Field measurements of dissolved oxygen distribution in the vicinity of a small fishing harbor in Attica, Greece, are presented, and the positive effect on water quality of rubble mound structures are evaluated. Surveys conducted during the spring and summer periods of 1998, 2000, and 2002 included dissolved oxygen (DO) concentration and temperature measurements in 30 sampling stations inside and outside the harbor basin and in the neighboring beaches. Regular measurements of both wind direction and force in Beaufort scale, as well as some measurements of wave and current were also made.
Dissolved oxygen concentrations in the harbor basin and in the beaches were lower than those measured outside the harbor in the vicinity of the rubble mound breakwater on the order of 1–2 mg/L. Dissolved oxygen concentration was found to increase in the zone of wave breaking. The increase was steeper with increasing wave heights. It is thus concluded that the rubble mound breakwater improves water quality in the surrounding area.
The field measurements agree qualitatively with laboratory measurements performed at National Technical University of Athens of wave breaking on permeable breakwater structures.

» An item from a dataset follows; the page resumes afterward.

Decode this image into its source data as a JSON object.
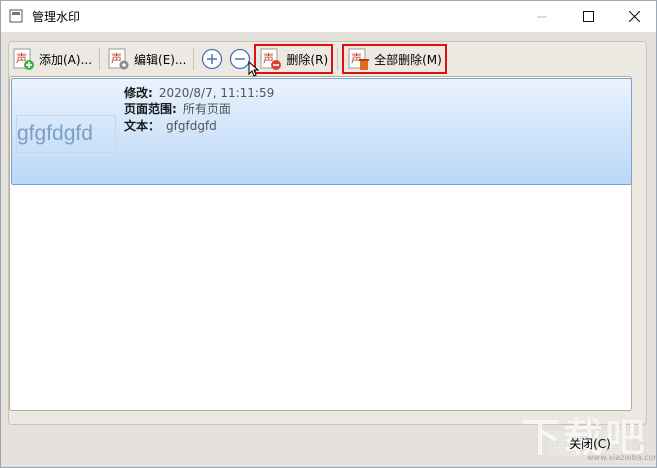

Further study on the influence of harbor structures on air-sea oxygen transfer is needed before quantitative conclusions can be drawn.